Whether horses are your passion or your business, you no doubt want to keep them healthy and happy! Keeping a horse is a big responsibility and your local conservation district can help you manage your pastures, prevent mud and manure problems, keep weeds at bay, and help make your chores more efficient!
Snohomish Conservation District has farm planners who will visit your farm for free and offer suggestions based on the goals you have for your property. In some cases, the District may even be able to help cover the cost of improvements that not only keep horses healthier, but keep our watersheds healthier too!
We can help you with:
- mud and manure
- winter paddocks
- nutrients and fertilizing

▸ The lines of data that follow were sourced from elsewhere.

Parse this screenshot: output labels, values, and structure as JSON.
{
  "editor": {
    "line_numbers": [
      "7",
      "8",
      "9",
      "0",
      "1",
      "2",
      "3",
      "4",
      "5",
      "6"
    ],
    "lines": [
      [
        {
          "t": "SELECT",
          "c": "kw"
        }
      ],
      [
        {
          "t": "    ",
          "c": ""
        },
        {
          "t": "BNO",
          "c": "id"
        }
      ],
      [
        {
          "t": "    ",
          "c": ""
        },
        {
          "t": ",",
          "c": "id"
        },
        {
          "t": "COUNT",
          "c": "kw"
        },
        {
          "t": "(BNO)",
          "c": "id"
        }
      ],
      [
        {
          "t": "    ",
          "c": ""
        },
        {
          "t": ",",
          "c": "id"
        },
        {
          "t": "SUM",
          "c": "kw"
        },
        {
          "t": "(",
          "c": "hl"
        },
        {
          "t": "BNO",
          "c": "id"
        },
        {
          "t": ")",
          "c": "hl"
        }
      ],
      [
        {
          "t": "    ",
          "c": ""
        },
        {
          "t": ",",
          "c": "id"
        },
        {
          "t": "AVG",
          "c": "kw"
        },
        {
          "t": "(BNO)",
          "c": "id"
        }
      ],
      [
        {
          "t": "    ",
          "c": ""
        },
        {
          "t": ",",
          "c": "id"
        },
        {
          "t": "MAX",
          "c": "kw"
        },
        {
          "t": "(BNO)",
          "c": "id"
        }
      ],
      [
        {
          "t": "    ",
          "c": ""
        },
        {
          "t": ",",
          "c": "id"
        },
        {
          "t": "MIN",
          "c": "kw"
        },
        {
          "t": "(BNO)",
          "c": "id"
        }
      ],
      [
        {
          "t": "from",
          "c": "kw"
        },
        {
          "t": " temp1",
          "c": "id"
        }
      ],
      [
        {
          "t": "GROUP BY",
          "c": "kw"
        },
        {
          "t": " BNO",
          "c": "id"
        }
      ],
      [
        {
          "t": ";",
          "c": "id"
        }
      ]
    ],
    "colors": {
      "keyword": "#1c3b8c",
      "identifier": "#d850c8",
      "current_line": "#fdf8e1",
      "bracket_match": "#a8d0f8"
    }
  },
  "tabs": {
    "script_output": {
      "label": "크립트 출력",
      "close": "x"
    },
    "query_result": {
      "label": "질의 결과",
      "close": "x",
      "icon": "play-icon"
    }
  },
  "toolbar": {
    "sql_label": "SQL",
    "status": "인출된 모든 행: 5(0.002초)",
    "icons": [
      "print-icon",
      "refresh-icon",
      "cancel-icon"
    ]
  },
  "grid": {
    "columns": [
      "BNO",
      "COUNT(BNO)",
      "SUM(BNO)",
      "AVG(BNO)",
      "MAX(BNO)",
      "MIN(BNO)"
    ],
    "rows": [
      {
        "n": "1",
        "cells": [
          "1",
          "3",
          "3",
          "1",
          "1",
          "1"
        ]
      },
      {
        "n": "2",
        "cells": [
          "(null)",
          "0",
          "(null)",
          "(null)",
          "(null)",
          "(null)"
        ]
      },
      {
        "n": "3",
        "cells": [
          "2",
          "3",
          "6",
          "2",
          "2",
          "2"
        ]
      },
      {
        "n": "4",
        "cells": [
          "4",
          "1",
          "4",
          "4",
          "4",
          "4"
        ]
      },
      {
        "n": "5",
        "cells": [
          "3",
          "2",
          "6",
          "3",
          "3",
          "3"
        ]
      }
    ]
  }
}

- and more!
Join experts from both King and Snohomish Conservation District in this special workshop designed to increase your rain garden know-how and improve mud management on rural, livestock, and horse properties.
Program Highlights & News:
As the days grow shorter it’s time to prepare for the dark, wet days of winter. We know the challenges that await us in these winter months: rain, mud, darkness, and cold. The constant, never-ending rainy days can make chores difficult and alter the routines of our horses, but planning ahead can make the winter manageable, and safe, for horses and horse owners alike. Here are our top five tips for winter horsekeeping in the Pacific Northwest.
Back in August, we went back to visit one of our cooperators, Bill Cayford, who is the type of guy who just wants to do the right thing with his land.
Bill has 20 acres total, half of which is pasture and open space
First series of 'Living with Beavers' workshops held and useful for attendees in Tulalip, Stanwood and Monroe.
Are you new to the Pacific North-Wet or do you find yourself struggling every year with mud? Do you need ideas for how to keep your horse happy and exercised while pastures rest? Please let us know!
This June we had the opportunity to complete several best management practices (BMPs) at the Holly Farm in Bothell, WA in the Little Bear Creek Watershed.
Fall is officially here. Are you and your horses ready? Now is the time to prepare for the upcoming rainy season here in western Washington. Here are a few tips and tricks to beat the winter weather this year and establish more permanent solutions for next year.
Tania and Bob participate in our Sound Horsekeeping program and were awarded an attractive sign to show visitors that their farm is managed to reduce mud, manage manure, improve pastures, and enhance wildlife habitat. Would you like to be recognized as a Sound Horsekeeper? Learn how at http://snohomishcd.org/sound-horsekeeping-sign-program or call Michael Hipp at 425-377-7019.
The shorter days of autumn inspire us to slow down after a busy summer, but accomplishing a few tasks before the rains set in and the winds start to blow will make winter more pleasant and surprise you with a healthy land and soil-scape next spring.
Most large animal veterinarians I know readily say that all horses have or will have parasites at some point. Most of them also prescribe a regular de-worming schedule. While this has been accepted as a good standard practice, there are some things to consider.
We have loads of information, fact sheets, videos and landowner stories to help you learn ways you can manage your land!